## DESCRIPTION OF THE TASK
Among the entries that follow, find the lines containing the string "selected" and copy them.

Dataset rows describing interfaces
● ● ●

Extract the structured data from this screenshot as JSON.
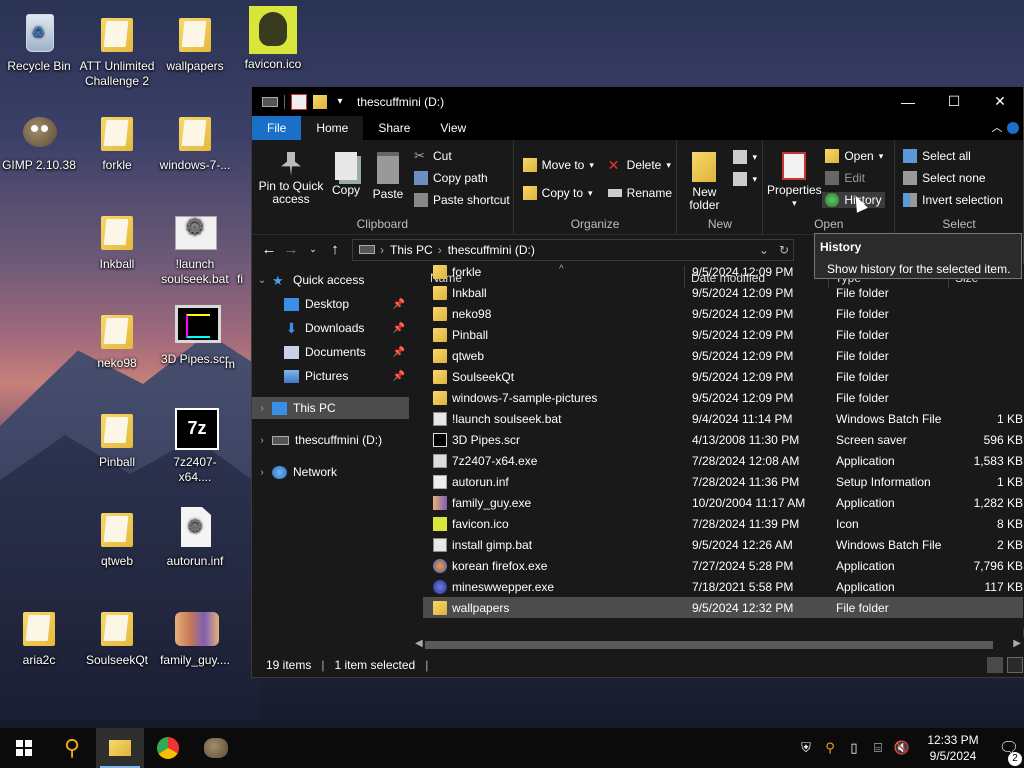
{
  "desktop": {
    "icons": [
      {
        "label": "Recycle Bin",
        "icon": "recycle-bin-icon"
      },
      {
        "label": "ATT Unlimited Challenge 2",
        "icon": "folder-icon"
      },
      {
        "label": "wallpapers",
        "icon": "folder-icon"
      },
      {
        "label": "favicon.ico",
        "icon": "image-icon"
      },
      {
        "label": "GIMP 2.10.38",
        "icon": "gimp-icon"
      },
      {
        "label": "forkle",
        "icon": "folder-icon"
      },
      {
        "label": "windows-7-...",
        "icon": "folder-icon"
      },
      {
        "label": "Inkball",
        "icon": "folder-icon"
      },
      {
        "label": "!launch soulseek.bat",
        "icon": "batch-file-icon"
      },
      {
        "label": "neko98",
        "icon": "folder-icon"
      },
      {
        "label": "3D Pipes.scr",
        "icon": "screensaver-icon"
      },
      {
        "label": "Pinball",
        "icon": "folder-icon"
      },
      {
        "label": "7z2407-x64....",
        "icon": "7zip-icon"
      },
      {
        "label": "qtweb",
        "icon": "folder-icon"
      },
      {
        "label": "autorun.inf",
        "icon": "inf-file-icon"
      },
      {
        "label": "aria2c",
        "icon": "folder-icon"
      },
      {
        "label": "SoulseekQt",
        "icon": "folder-icon"
      },
      {
        "label": "family_guy....",
        "icon": "app-icon"
      }
    ],
    "partial_labels": [
      "m",
      "fi"
    ]
  },
  "window": {
    "title": "thescuffmini (D:)",
    "controls": {
      "minimize": "—",
      "maximize": "☐",
      "close": "✕"
    },
    "tabs": [
      {
        "label": "File"
      },
      {
        "label": "Home"
      },
      {
        "label": "Share"
      },
      {
        "label": "View"
      }
    ],
    "ribbon": {
      "clipboard": {
        "label": "Clipboard",
        "pin": "Pin to Quick access",
        "copy": "Copy",
        "paste": "Paste",
        "cut": "Cut",
        "copy_path": "Copy path",
        "paste_shortcut": "Paste shortcut"
      },
      "organize": {
        "label": "Organize",
        "move_to": "Move to",
        "copy_to": "Copy to",
        "delete": "Delete",
        "rename": "Rename"
      },
      "new": {
        "label": "New",
        "new_folder": "New folder"
      },
      "open": {
        "label": "Open",
        "properties": "Properties",
        "open": "Open",
        "edit": "Edit",
        "history": "History"
      },
      "select": {
        "label": "Select",
        "select_all": "Select all",
        "select_none": "Select none",
        "invert": "Invert selection"
      }
    },
    "address": {
      "crumbs": [
        "This PC",
        "thescuffmini (D:)"
      ]
    },
    "nav_pane": [
      {
        "label": "Quick access",
        "icon": "star-icon",
        "chev": "⌄",
        "pinned": false
      },
      {
        "label": "Desktop",
        "icon": "desktop-icon",
        "chev": "",
        "pinned": true
      },
      {
        "label": "Downloads",
        "icon": "download-icon",
        "chev": "",
        "pinned": true
      },
      {
        "label": "Documents",
        "icon": "documents-icon",
        "chev": "",
        "pinned": true
      },
      {
        "label": "Pictures",
        "icon": "pictures-icon",
        "chev": "",
        "pinned": true
      },
      {
        "label": "This PC",
        "icon": "computer-icon",
        "chev": "›",
        "pinned": false
      },
      {
        "label": "thescuffmini (D:)",
        "icon": "drive-icon",
        "chev": "›",
        "pinned": false
      },
      {
        "label": "Network",
        "icon": "network-icon",
        "chev": "›",
        "pinned": false
      }
    ],
    "columns": {
      "name": "Name",
      "date": "Date modified",
      "type": "Type",
      "size": "Size"
    },
    "files": [
      {
        "name": "forkle",
        "date": "9/5/2024 12:09 PM",
        "type": "File folder",
        "size": "",
        "kind": "folder"
      },
      {
        "name": "Inkball",
        "date": "9/5/2024 12:09 PM",
        "type": "File folder",
        "size": "",
        "kind": "folder"
      },
      {
        "name": "neko98",
        "date": "9/5/2024 12:09 PM",
        "type": "File folder",
        "size": "",
        "kind": "folder"
      },
      {
        "name": "Pinball",
        "date": "9/5/2024 12:09 PM",
        "type": "File folder",
        "size": "",
        "kind": "folder"
      },
      {
        "name": "qtweb",
        "date": "9/5/2024 12:09 PM",
        "type": "File folder",
        "size": "",
        "kind": "folder"
      },
      {
        "name": "SoulseekQt",
        "date": "9/5/2024 12:09 PM",
        "type": "File folder",
        "size": "",
        "kind": "folder"
      },
      {
        "name": "windows-7-sample-pictures",
        "date": "9/5/2024 12:09 PM",
        "type": "File folder",
        "size": "",
        "kind": "folder"
      },
      {
        "name": "!launch soulseek.bat",
        "date": "9/4/2024 11:14 PM",
        "type": "Windows Batch File",
        "size": "1 KB",
        "kind": "bat"
      },
      {
        "name": "3D Pipes.scr",
        "date": "4/13/2008 11:30 PM",
        "type": "Screen saver",
        "size": "596 KB",
        "kind": "scr"
      },
      {
        "name": "7z2407-x64.exe",
        "date": "7/28/2024 12:08 AM",
        "type": "Application",
        "size": "1,583 KB",
        "kind": "exe"
      },
      {
        "name": "autorun.inf",
        "date": "7/28/2024 11:36 PM",
        "type": "Setup Information",
        "size": "1 KB",
        "kind": "inf"
      },
      {
        "name": "family_guy.exe",
        "date": "10/20/2004 11:17 AM",
        "type": "Application",
        "size": "1,282 KB",
        "kind": "family"
      },
      {
        "name": "favicon.ico",
        "date": "7/28/2024 11:39 PM",
        "type": "Icon",
        "size": "8 KB",
        "kind": "ico"
      },
      {
        "name": "install gimp.bat",
        "date": "9/5/2024 12:26 AM",
        "type": "Windows Batch File",
        "size": "2 KB",
        "kind": "bat"
      },
      {
        "name": "korean firefox.exe",
        "date": "7/27/2024 5:28 PM",
        "type": "Application",
        "size": "7,796 KB",
        "kind": "fox"
      },
      {
        "name": "mineswwepper.exe",
        "date": "7/18/2021 5:58 PM",
        "type": "Application",
        "size": "117 KB",
        "kind": "globe"
      },
      {
        "name": "wallpapers",
        "date": "9/5/2024 12:32 PM",
        "type": "File folder",
        "size": "",
        "kind": "folder",
        "selected": true
      }
    ],
    "status": {
      "items": "19 items",
      "selected": "1 item selected"
    },
    "tooltip": {
      "title": "History",
      "body": "Show history for the selected item."
    }
  },
  "taskbar": {
    "time": "12:33 PM",
    "date": "9/5/2024",
    "notifications": "2"
  }
}
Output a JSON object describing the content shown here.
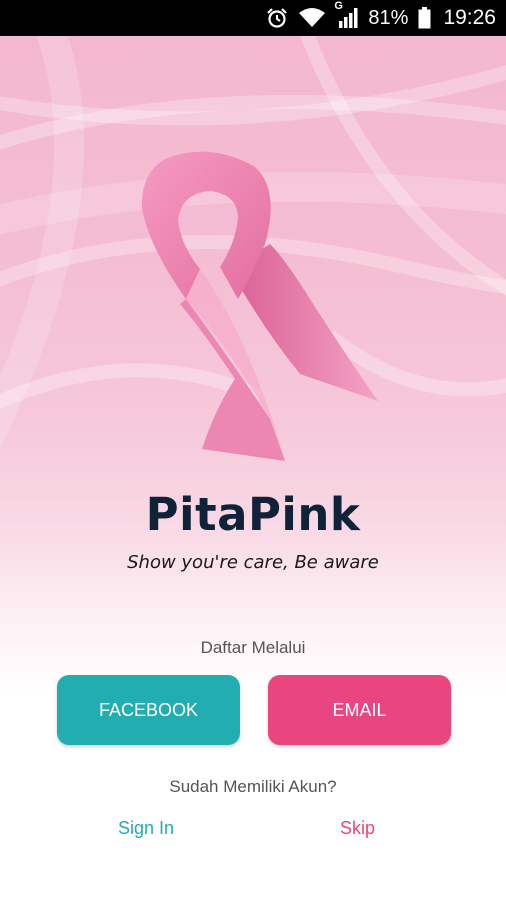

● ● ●

## ANSWER TO THE PROBLEM
        "selected": true
      "selected": "1 item selected"
      "body": "Show history for the selected item."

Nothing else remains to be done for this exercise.